Deception has ruled Mina's life just as it has Phin's. But as the beauty and the spy match wits in a dangerous dance, their practiced masks begin to slip, revealing a perilous attraction. And the greatest threat they face may not be traitors or murderous conspiracies, but their own dark desires....

- *wrings hands* Please don't let there be any Orientalism, please don't let there be any Orientalism...

Wanting Mor by Rukhsana Khan

Jameela and her family live in a poor, war-torn village in Afghanistan. Even with her cleft lip and lack of educational opportunities, Jameela feels relatively secure, sustained by her Muslim faith and the love of her mother, Mor. But when Mor dies, Jameela’s father impulsively decides to start a new life in Kabul. Jameela is appalled as he succumbs to alcohol and drugs, then suddenly remarries, a situation that soon has her a virtual slave to a demanding stepmother. After she’s discovered trying to learn to read, Jameela is abandoned in a busy market, eventually landing in an orphanage run by the same army that killed so many members of her family. Throughout it all, the memory of her mother sustains her, giving Jameela the strength to face her father and stepmother when fate brings them together again. Inspired by a true story, and set in a world far removed from that of Western readers, this powerful novel reveals that the desire for identity and self-understanding is universal.

-Whut a Canadian YA author wrote a book with non-white characters?! Pinch me, please.


Birthday Girl by Diane J. Wright



Emma said...

Oh these all look excellent! The House Keeper and the Professor looks especially good. Nice picks!

susan said...

Read this and loved it. I commented about it at BES, but I haven't done a full review. ((smack upside the head)).

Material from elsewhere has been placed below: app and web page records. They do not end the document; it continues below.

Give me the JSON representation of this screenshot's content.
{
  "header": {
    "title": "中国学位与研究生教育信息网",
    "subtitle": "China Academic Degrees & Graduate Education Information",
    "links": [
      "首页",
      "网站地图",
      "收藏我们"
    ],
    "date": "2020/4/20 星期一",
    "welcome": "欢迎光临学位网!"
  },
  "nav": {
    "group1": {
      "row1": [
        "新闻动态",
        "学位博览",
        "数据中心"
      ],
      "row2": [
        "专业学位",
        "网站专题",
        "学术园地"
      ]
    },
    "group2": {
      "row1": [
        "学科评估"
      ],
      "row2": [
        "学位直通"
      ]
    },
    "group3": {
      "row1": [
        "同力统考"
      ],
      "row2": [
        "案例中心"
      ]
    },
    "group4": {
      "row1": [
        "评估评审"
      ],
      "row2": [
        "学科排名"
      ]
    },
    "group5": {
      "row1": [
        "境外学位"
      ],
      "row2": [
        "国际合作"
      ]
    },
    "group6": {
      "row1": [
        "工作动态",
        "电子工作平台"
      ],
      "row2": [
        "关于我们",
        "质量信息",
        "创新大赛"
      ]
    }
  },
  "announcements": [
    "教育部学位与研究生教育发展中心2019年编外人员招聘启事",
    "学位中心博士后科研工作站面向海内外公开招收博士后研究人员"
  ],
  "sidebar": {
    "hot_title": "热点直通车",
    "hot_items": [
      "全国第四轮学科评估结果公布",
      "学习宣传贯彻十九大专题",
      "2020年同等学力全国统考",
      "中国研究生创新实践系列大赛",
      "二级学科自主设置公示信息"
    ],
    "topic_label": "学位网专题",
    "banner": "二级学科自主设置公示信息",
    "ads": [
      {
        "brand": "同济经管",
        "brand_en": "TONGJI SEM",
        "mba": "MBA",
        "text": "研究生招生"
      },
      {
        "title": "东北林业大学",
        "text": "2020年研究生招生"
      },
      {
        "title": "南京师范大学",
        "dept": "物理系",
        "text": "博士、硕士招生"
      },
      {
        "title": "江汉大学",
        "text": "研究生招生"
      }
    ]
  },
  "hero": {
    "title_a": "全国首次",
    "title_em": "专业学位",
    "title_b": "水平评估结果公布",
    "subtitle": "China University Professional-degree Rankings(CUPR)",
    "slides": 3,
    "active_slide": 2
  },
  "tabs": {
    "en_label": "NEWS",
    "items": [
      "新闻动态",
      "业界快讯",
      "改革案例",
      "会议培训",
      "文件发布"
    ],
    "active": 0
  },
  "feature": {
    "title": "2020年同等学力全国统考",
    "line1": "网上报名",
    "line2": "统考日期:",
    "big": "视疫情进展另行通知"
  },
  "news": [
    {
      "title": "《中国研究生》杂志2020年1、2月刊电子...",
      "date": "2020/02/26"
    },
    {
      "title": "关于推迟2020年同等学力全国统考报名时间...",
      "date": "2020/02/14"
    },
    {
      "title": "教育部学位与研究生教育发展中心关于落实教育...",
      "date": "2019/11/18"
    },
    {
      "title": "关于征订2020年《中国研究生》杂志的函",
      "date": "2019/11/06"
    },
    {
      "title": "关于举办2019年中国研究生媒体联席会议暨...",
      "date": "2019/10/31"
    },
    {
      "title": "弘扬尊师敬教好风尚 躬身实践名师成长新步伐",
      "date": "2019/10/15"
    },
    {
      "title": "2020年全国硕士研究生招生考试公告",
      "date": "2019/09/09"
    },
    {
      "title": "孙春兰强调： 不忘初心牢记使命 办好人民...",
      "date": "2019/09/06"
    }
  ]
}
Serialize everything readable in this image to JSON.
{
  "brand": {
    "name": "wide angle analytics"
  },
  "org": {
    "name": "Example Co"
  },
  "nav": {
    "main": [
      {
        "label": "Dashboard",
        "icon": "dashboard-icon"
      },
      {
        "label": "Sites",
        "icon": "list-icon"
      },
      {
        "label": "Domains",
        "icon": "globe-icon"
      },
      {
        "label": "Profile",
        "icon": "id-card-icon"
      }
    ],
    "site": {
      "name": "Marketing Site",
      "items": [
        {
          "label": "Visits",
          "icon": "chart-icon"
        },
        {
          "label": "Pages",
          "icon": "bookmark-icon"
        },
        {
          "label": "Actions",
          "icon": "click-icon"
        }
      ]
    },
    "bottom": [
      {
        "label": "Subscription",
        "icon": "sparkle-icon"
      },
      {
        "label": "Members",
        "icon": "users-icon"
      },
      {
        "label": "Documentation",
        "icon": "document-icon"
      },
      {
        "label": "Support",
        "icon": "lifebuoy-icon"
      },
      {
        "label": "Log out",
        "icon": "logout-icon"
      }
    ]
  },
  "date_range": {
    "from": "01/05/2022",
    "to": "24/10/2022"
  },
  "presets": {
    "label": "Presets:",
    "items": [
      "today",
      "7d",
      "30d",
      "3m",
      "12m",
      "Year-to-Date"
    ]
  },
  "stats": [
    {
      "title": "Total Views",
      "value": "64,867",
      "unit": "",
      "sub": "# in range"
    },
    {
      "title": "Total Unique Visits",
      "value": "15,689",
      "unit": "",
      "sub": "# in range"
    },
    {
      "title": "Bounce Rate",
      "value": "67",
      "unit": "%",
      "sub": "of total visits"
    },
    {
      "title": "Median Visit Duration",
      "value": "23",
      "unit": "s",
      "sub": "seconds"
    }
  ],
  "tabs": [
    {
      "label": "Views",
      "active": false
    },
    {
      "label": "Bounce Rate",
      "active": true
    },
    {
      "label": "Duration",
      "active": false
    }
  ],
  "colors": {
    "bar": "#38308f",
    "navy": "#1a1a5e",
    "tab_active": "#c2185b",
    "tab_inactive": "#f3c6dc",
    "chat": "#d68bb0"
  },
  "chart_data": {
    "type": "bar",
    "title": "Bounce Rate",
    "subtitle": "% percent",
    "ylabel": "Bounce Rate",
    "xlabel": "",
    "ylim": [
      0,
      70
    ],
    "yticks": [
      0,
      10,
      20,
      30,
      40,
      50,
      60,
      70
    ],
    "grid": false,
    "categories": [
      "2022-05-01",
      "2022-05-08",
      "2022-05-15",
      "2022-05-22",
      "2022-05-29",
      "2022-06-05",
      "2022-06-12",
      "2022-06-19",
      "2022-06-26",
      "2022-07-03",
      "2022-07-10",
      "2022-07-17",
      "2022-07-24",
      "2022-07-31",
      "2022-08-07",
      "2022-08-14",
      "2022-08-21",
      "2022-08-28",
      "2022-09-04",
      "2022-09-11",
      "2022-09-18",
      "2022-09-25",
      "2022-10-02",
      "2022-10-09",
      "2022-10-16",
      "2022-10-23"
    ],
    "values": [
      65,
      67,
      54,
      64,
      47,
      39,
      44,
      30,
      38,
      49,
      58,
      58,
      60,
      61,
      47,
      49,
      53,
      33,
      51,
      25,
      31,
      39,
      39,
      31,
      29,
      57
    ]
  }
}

Ah Yuan // wingstodust said...


Thanks! *cuddles library copy of HK&P* =D


lol which book did you read? *glances at blog* Um, I'm assuming it's Wanting Mor? well, whichever of the four books it is, I'll be looking forward to your review! =D

ninefly said...

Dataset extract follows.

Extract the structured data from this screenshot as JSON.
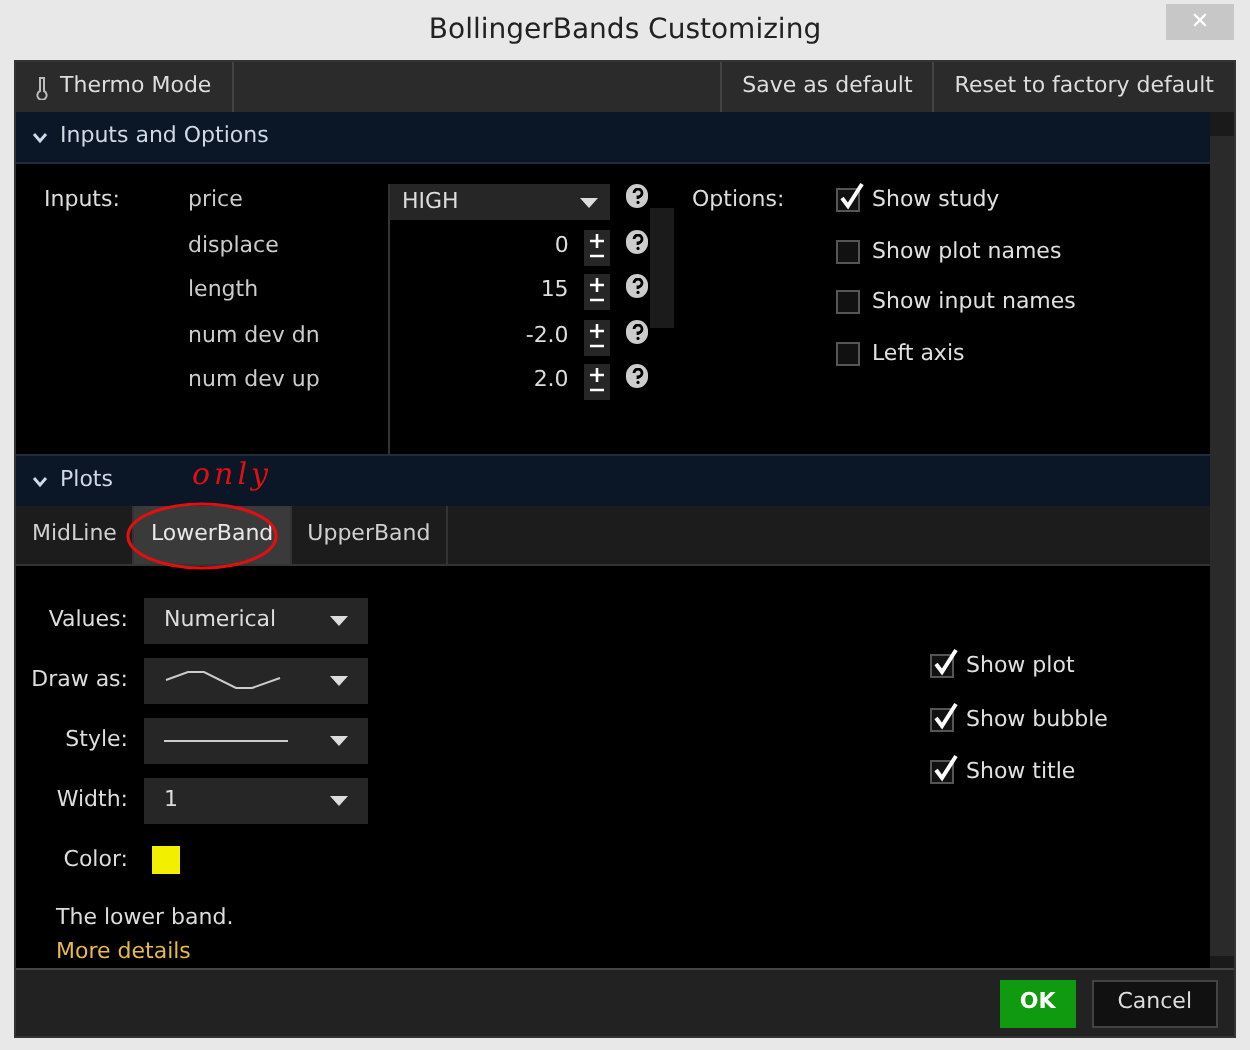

*makes grabby hands* I NEED NAOOOOOO
arghargharghargh! it's just sitting there on the screen TEMPTING me DDDD8

brizmus said...

I so NEED to read the Housekeeper and the Professor. For serious. . .

Color Online said...

Sorry about that Ah. I read Wanting Mor. Carleen's Brice is our book club read for Februrary. Join us. It's scheduled for first Friday in February.

See my recent read post here

Jenn said...

The Housekeeper and the Professor sounds like a sweet story (but I think I better wait until you've finished and reviewed it, just it doesn't have a HEA after all).

Rebecca said...

Great week you had. All your books look really interesting. Hope you enjoy reading all your books.

choco (In Which a Girl Reads) said...

Ooh, Wanting Mor looks fabulous! And the Housekeeper, short-term memory loss, yikes! But that's an awesome premise.

Happy Reading :)

Laura (The Bookie Bunch) said...

Great books! My mom would really want Wanting Mor so I'll have to get that for her.

Here's what I got this week:

Have a great week!

MissAttitude said...

I can't find oyur email so I'll comment here
your comment at the Story Siren made my life. Amazing! Just wanted to say you rock and thanks for coming to my defense. I'm hopelessly uneloquent and I'm not sure how to respond. All I know is, i'm upset.

I still need to read Children of the waters, it's on my bookshelf! And I want to read wanting Mor after reading susan, Zetta, Edi and Doret's reviews!

Ah Yuan // wingstodust said...


Ahah, right, I never did put up my email for public viewing. Please don't thank me, I'm speaking out and engaging because I believe it was right for me to do. And believe me, boy was I upset when I read the post and the comments. But I've seen many, many racefail derailing posts typical to the one on Story Siren in the past *year* alone, and the responses given, so I had practice on how to respond, in a way.

lol me too, I haven't opened the pages of Children of the Waters yet. *guilty* I thought I'd try Wanting Mor first... =D

Diana Dang said...

Happy reading! :D

Anonymous said...

I keep seeing you all over the blogosphere and had to stop by and visit your blog. What an amazing, intelligent and welcoming place to be!

Aarti said...

I've heard nothing but good about the Housekeeper and the Professor. MUST get my hands on it! The others all sound wonderful, too- great library loot!